In addition to reviving ancient songs, chants can also use modern popular music as a basis. ‘Go West’ by the Village People forms the basis of ‘1-0 to the Arsenal’, while ‘Seven Nation Army’ by the White Stripes has been transformed by fans of many sports, including the beautiful game.

Pop melodies can come from obscure sources too: the famous chant that Manchester City fans dedicated to the Toure brothers—which comes with its own dance moves!—is from a 1990s song by a lesser-known Dutch techno group.

Chanting is a well-established part of MLS fan culture, with the likes of the Seattle Sounders and Minnesota Utd creating an intimidating atmosphere for visiting teams from the stands. Even Super Bowl-winning quarterbacks have been known to indulge in some vocal support for their favorite MLS side…

The significance of chanting—and the fans who instigate the chants—in the growth of MLS cannot be underestimated, says Taylor Rockwell of the Total Soccer Show. “I think independent supporters groups have contributed to the growth of the game in this country almost as much as some of the big names that have played here,” says Taylor.

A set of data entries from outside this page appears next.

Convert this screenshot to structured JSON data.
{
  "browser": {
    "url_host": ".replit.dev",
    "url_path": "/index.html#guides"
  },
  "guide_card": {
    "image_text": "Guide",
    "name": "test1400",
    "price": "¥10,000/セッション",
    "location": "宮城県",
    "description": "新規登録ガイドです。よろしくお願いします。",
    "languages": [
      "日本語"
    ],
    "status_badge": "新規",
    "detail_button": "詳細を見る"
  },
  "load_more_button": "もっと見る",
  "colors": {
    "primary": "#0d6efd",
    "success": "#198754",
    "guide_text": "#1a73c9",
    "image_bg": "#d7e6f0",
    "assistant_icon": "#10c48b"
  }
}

“It’s great to watch Zlatan or Josef Martinez play, but it wouldn’t have the resonance it does if you didn’t have thousands of people in the stands waving flags, singing songs, and generating the atmosphere that they do.”

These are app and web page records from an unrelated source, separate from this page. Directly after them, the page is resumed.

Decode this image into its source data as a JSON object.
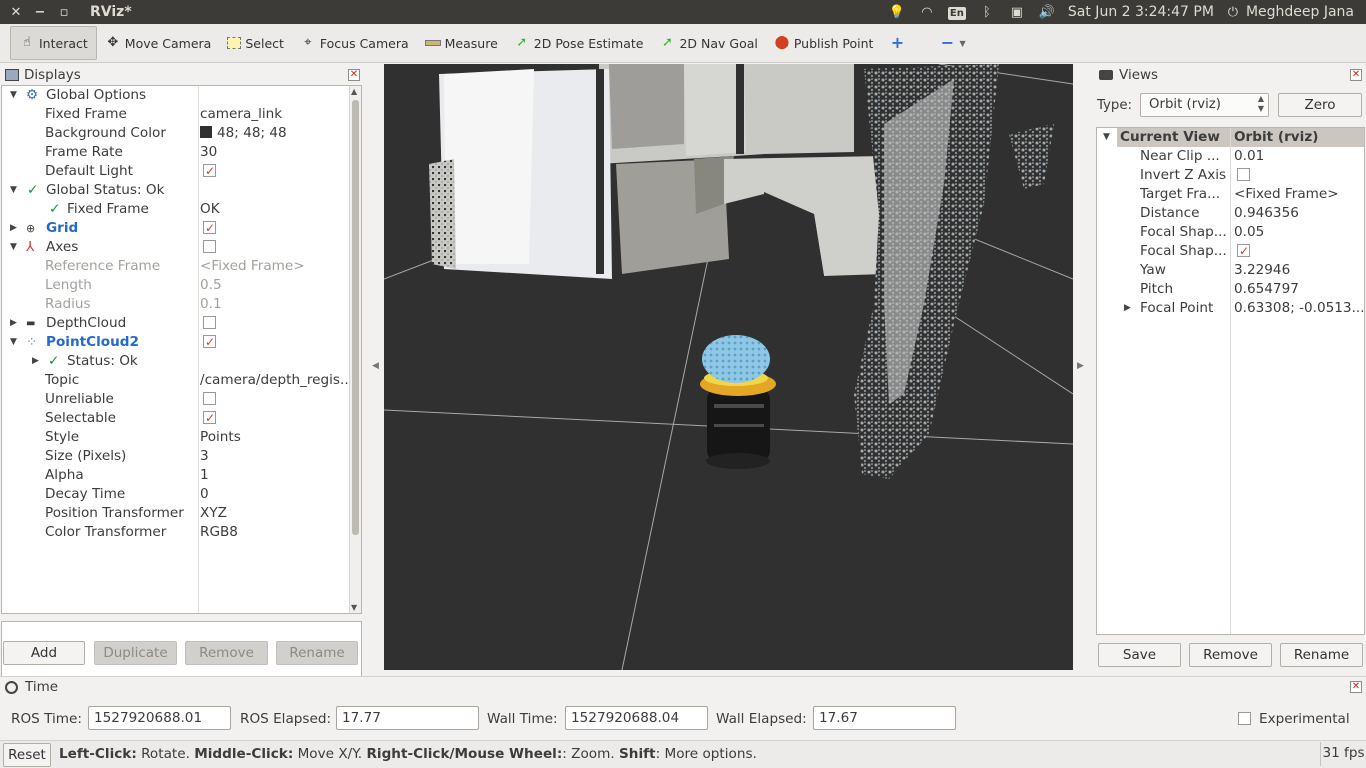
{
  "topbar": {
    "title": "RViz*",
    "clock": "Sat Jun  2  3:24:47 PM",
    "user": "Meghdeep Jana",
    "lang": "En"
  },
  "toolbar": {
    "tools": [
      {
        "label": "Interact",
        "icon": "hand-icon"
      },
      {
        "label": "Move Camera",
        "icon": "move-camera-icon"
      },
      {
        "label": "Select",
        "icon": "select-box-icon"
      },
      {
        "label": "Focus Camera",
        "icon": "focus-icon"
      },
      {
        "label": "Measure",
        "icon": "ruler-icon"
      },
      {
        "label": "2D Pose Estimate",
        "icon": "green-arrow-icon"
      },
      {
        "label": "2D Nav Goal",
        "icon": "green-arrow-icon"
      },
      {
        "label": "Publish Point",
        "icon": "pin-icon"
      }
    ]
  },
  "displays": {
    "title": "Displays",
    "rows": [
      {
        "key": "Global Options",
        "val": ""
      },
      {
        "key": "Fixed Frame",
        "val": "camera_link"
      },
      {
        "key": "Background Color",
        "val": "48; 48; 48"
      },
      {
        "key": "Frame Rate",
        "val": "30"
      },
      {
        "key": "Default Light",
        "val": ""
      },
      {
        "key": "Global Status: Ok",
        "val": ""
      },
      {
        "key": "Fixed Frame",
        "val": "OK"
      },
      {
        "key": "Grid",
        "val": ""
      },
      {
        "key": "Axes",
        "val": ""
      },
      {
        "key": "Reference Frame",
        "val": "<Fixed Frame>"
      },
      {
        "key": "Length",
        "val": "0.5"
      },
      {
        "key": "Radius",
        "val": "0.1"
      },
      {
        "key": "DepthCloud",
        "val": ""
      },
      {
        "key": "PointCloud2",
        "val": ""
      },
      {
        "key": "Status: Ok",
        "val": ""
      },
      {
        "key": "Topic",
        "val": "/camera/depth_regis..."
      },
      {
        "key": "Unreliable",
        "val": ""
      },
      {
        "key": "Selectable",
        "val": ""
      },
      {
        "key": "Style",
        "val": "Points"
      },
      {
        "key": "Size (Pixels)",
        "val": "3"
      },
      {
        "key": "Alpha",
        "val": "1"
      },
      {
        "key": "Decay Time",
        "val": "0"
      },
      {
        "key": "Position Transformer",
        "val": "XYZ"
      },
      {
        "key": "Color Transformer",
        "val": "RGB8"
      }
    ],
    "buttons": {
      "add": "Add",
      "duplicate": "Duplicate",
      "remove": "Remove",
      "rename": "Rename"
    }
  },
  "views": {
    "title": "Views",
    "type_label": "Type:",
    "type_value": "Orbit (rviz)",
    "zero": "Zero",
    "header_key": "Current View",
    "header_val": "Orbit (rviz)",
    "rows": [
      {
        "key": "Near Clip ...",
        "val": "0.01"
      },
      {
        "key": "Invert Z Axis",
        "val": ""
      },
      {
        "key": "Target Fra...",
        "val": "<Fixed Frame>"
      },
      {
        "key": "Distance",
        "val": "0.946356"
      },
      {
        "key": "Focal Shap...",
        "val": "0.05"
      },
      {
        "key": "Focal Shap...",
        "val": ""
      },
      {
        "key": "Yaw",
        "val": "3.22946"
      },
      {
        "key": "Pitch",
        "val": "0.654797"
      },
      {
        "key": "Focal Point",
        "val": "0.63308; -0.0513..."
      }
    ],
    "buttons": {
      "save": "Save",
      "remove": "Remove",
      "rename": "Rename"
    }
  },
  "time": {
    "title": "Time",
    "ros_time_label": "ROS Time:",
    "ros_time": "1527920688.01",
    "ros_elapsed_label": "ROS Elapsed:",
    "ros_elapsed": "17.77",
    "wall_time_label": "Wall Time:",
    "wall_time": "1527920688.04",
    "wall_elapsed_label": "Wall Elapsed:",
    "wall_elapsed": "17.67",
    "experimental": "Experimental"
  },
  "status": {
    "reset": "Reset",
    "fps": "31 fps",
    "b1": "Left-Click:",
    "t1": " Rotate. ",
    "b2": "Middle-Click:",
    "t2": " Move X/Y. ",
    "b3": "Right-Click/Mouse Wheel:",
    "t3": ": Zoom. ",
    "b4": "Shift",
    "t4": ": More options."
  },
  "colors": {
    "background": "#303030",
    "accent_blue": "#2569c9",
    "check_red": "#d7392a",
    "ok_green": "#1e8e3e"
  }
}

It is, therefore, an excellent sign of things to come at Bank of America Stadium that the official Charlotte MLS supporters club, the Mint City Collective, are already working on a range of chants.

MCC Members primarily use Slack to communicate and have established a thriving #chants channel therein. A recently submitted ditty pokes fun at Charlotte MLS’ I-85 rivals to the tune of 1980s pop anthem ‘We Built This City’:

Screw That City
Screw That City

Meanwhile, the local chapter of Pancho Villa’s Army, the supporters’ group for the Mexican National Team, have already started singing Spanish-language chants in honor of the new team. “Yo si le voy le voy a la Charlotte” (“If I’m going, I’m going to Charlotte”) sang the Villa’s Army fans at Hooligans when Tepper made his launch-day visit.

Charlotte MLS is in the process of building a team that will aim to make the city proud when it begins play at Bank of America stadium in 2021. And by the look of things, that team will be able to count on its 12th man being in full voice from the outset.